[Recorded data]
::::
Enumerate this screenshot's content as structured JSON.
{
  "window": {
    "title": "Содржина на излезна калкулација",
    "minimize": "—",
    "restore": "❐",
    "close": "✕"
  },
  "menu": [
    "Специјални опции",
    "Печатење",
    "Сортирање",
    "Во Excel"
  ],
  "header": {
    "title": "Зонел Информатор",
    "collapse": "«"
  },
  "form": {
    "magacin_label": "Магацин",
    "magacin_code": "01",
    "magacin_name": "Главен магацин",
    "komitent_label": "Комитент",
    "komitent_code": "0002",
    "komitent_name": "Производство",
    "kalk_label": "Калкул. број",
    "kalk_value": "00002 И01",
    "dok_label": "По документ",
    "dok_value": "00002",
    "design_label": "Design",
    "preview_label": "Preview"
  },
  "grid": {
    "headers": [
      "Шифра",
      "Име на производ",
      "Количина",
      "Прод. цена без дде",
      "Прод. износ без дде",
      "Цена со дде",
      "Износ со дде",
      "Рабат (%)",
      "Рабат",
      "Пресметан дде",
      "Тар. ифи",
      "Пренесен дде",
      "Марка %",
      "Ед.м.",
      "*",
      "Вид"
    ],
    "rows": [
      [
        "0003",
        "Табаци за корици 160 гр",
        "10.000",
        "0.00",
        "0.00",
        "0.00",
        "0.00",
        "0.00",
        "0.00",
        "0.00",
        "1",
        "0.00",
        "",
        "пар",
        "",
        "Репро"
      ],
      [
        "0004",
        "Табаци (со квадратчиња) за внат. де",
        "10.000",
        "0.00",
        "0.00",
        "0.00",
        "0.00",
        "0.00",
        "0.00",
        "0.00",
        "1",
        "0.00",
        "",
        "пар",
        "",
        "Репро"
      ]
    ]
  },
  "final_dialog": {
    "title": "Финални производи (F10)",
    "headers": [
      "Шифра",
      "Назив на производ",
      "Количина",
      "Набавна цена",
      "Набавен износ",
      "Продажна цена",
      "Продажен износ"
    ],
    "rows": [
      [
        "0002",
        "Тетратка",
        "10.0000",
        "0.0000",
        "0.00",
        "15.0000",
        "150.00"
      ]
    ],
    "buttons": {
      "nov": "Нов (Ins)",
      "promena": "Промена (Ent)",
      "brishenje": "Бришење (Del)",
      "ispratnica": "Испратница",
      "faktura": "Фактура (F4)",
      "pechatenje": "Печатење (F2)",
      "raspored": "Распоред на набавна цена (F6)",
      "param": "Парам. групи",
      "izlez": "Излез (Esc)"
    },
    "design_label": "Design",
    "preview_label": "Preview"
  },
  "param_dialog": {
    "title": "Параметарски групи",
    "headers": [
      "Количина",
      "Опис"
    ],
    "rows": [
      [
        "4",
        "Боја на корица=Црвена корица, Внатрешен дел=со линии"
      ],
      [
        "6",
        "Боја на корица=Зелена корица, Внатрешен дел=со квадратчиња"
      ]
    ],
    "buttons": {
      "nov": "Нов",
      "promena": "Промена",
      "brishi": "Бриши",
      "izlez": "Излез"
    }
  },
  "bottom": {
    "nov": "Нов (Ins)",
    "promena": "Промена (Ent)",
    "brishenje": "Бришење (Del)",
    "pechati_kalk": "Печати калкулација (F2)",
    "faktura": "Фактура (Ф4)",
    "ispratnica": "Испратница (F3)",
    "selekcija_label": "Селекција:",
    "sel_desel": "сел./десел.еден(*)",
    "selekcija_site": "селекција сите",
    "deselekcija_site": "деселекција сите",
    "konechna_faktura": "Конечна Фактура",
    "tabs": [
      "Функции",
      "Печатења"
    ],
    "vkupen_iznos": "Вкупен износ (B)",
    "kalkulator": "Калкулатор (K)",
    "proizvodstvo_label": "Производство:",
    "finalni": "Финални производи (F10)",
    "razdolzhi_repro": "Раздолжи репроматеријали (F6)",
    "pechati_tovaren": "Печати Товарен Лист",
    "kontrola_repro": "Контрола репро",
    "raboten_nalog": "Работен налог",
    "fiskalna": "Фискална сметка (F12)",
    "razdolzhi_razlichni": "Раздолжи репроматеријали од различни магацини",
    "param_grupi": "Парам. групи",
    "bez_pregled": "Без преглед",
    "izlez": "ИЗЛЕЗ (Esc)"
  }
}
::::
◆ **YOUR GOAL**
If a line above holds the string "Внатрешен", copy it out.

◆ **RESULT FOR THIS EXERCISE**
        "Боја на корица=Црвена корица, Внатрешен дел=со линии"
        "Боја на корица=Зелена корица, Внатрешен дел=со квадратчиња"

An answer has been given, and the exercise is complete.